◆ **EXERCISE MATERIAL**:

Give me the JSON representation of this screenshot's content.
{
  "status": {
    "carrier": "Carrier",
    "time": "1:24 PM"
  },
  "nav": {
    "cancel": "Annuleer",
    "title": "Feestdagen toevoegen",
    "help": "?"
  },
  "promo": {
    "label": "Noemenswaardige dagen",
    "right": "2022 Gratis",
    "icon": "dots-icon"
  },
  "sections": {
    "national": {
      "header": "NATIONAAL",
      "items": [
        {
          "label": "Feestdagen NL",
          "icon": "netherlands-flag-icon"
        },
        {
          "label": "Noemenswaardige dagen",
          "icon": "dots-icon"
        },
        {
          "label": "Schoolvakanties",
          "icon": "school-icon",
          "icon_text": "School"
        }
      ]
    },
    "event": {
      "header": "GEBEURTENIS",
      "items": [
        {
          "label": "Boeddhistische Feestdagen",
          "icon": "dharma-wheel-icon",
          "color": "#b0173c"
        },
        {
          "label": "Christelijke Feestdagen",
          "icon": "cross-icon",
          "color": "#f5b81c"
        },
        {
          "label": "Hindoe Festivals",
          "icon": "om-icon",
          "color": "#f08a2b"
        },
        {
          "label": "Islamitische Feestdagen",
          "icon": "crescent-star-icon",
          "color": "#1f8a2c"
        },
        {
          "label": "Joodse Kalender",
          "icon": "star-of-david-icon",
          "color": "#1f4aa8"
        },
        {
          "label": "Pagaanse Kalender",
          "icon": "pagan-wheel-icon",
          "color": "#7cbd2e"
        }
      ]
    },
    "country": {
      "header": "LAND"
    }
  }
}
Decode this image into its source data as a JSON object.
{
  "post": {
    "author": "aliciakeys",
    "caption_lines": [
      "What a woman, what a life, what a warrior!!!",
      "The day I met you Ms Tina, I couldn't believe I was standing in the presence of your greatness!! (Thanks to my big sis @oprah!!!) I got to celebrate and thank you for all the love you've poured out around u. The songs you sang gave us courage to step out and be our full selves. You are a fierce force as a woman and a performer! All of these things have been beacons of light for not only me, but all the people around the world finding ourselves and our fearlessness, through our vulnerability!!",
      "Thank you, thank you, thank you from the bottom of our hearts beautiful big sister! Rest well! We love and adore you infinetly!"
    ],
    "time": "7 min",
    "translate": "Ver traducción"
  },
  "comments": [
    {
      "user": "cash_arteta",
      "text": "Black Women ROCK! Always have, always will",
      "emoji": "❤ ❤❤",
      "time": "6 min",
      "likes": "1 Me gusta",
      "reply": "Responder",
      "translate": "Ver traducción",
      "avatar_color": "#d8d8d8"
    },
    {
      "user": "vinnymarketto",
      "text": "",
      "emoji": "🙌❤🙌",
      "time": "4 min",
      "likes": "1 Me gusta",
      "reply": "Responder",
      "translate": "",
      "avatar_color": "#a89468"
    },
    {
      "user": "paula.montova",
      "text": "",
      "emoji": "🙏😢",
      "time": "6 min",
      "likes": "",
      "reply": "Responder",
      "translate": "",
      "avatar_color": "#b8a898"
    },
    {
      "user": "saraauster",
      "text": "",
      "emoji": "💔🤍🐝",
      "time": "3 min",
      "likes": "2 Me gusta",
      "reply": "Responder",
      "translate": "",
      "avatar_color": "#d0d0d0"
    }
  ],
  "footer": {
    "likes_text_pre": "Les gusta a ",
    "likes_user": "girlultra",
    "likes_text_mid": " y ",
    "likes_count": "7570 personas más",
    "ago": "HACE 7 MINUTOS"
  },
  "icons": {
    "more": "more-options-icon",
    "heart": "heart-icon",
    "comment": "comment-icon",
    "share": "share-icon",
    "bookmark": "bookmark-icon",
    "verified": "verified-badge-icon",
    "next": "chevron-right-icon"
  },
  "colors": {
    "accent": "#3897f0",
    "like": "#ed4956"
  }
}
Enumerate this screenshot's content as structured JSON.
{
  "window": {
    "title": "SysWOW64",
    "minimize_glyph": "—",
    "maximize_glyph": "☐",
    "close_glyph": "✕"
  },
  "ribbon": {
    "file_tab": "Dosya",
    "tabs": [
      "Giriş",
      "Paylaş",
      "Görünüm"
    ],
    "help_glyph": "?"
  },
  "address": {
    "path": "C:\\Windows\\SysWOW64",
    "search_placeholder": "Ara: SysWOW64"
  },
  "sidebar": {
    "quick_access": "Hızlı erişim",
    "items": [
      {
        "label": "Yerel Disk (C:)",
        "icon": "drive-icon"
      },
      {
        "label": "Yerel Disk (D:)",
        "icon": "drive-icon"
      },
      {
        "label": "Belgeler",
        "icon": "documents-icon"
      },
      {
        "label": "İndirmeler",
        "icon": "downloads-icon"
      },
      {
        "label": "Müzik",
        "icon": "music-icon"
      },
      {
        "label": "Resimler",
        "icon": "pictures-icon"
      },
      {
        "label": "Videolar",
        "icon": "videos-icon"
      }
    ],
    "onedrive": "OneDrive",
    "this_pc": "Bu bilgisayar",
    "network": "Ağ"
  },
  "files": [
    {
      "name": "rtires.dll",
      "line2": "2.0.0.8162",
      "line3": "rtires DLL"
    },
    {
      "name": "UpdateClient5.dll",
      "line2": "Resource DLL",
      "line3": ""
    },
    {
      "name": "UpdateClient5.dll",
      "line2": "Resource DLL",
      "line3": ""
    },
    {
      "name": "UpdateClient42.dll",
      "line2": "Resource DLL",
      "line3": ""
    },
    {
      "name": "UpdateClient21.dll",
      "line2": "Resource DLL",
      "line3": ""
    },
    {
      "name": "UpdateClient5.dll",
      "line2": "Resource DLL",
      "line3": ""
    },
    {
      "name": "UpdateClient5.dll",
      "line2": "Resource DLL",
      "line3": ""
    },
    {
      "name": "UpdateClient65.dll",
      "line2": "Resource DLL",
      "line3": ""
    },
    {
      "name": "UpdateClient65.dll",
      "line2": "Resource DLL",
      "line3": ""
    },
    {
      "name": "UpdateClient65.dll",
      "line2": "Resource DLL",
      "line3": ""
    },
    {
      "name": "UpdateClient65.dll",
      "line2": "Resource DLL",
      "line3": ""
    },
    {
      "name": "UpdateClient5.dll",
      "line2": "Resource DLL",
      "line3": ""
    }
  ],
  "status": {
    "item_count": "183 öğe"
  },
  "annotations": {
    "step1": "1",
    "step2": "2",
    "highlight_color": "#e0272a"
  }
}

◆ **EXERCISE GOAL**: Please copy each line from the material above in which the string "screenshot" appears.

◆ **TASK ANSWER**:
Give me the JSON representation of this screenshot's content.
Enumerate this screenshot's content as structured JSON.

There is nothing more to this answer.